Now that "The Great Recession" appears to have peaked and we are hopefully on track for an economic recovery, investor psychology will be one of the things that is sure to be closely watched. Savvy advisors should see this as a media opportunity to educate their clients about expectations going forward.
A continual refrain heard by advisors during market booms is that investors get accustomed to returns that, over the long term, are simply unsustainable. Yet the problem is compounded by media outlets that sometimes jump aboard the "rah rah" wagon and embrace those expectations, irrational or not. Advisors have always lamented this phenomenon, and here are a few ways you can try and change it.
For starters, reporters and editors would likely welcome pitches illustrating the fact that most of the last two decades have been a time when market conditions defied the norm and, while some investors reaped big gains, overall the average investor lost ground. Even if they reported gains in individual portfolios, which tend to be more speculative than the index and mutual funds that often make up a good chunk of 401(k)s, their retirement plans took a beating during much of the period.
Obviously, this is less of a problem for someone in their 30s and 40s, but it becomes a much different scenario for an account holder 50 or older, which makes now a perfect time to jump back on the "diversification bandwagon." Simply put, investors seem to need continual reminding that over the long haul, nothing beats a diversified portfolio with solid names.
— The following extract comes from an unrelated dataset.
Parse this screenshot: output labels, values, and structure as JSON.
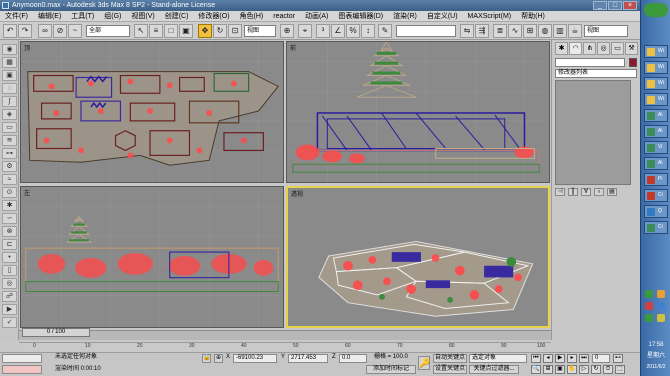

Pitches should include the fact that there are solid names in every sector, even technology, which many investors favor more than they should.
Another media opportunity lies in giving investors a lesson on speculation. This is a controversial topic to a degree because conventional wisdom is speculation is something few, if any, individual investors should attempt. Yet, history shows us the potential gains that can be generated by speculating -- even if they're a long shot -- are irrestible for many. Given that, if many of your clients are going to do it, perhaps now's a great time to approach reporters with some ground rules on how to do it in a responsible manner. If you're comfortable with the notion, talk to the media about some guidelines investors can use when deciding how much of their overall investible assets can be involved in speculation. From there, some good ideas reporters will appreciate would include specific investments that would be a good target, be they emerging-market mutual funds or specific stock recommendations.
Finally, just as there are many investors that attempt to be overly aggressive and routinely swap out of positions iin an effort to ride the latest wave, there are others who believe they can leave their investments on autopilot and will be scared to do anything in the wake of any turmoil. These investors need reminiding to take another look at their strategy during crucial life stages, such as the birth of a new child or preparing for increasing higher-education costs.
As far as timing, don't wait too late to seize the recovery mantle, because as investor psychology improves, the media often get overly focused on riding the wave and often become averse to any idea that isn't specifically about doing just that. For any advisor who wants to make a sustained pitch for balance, the time is now.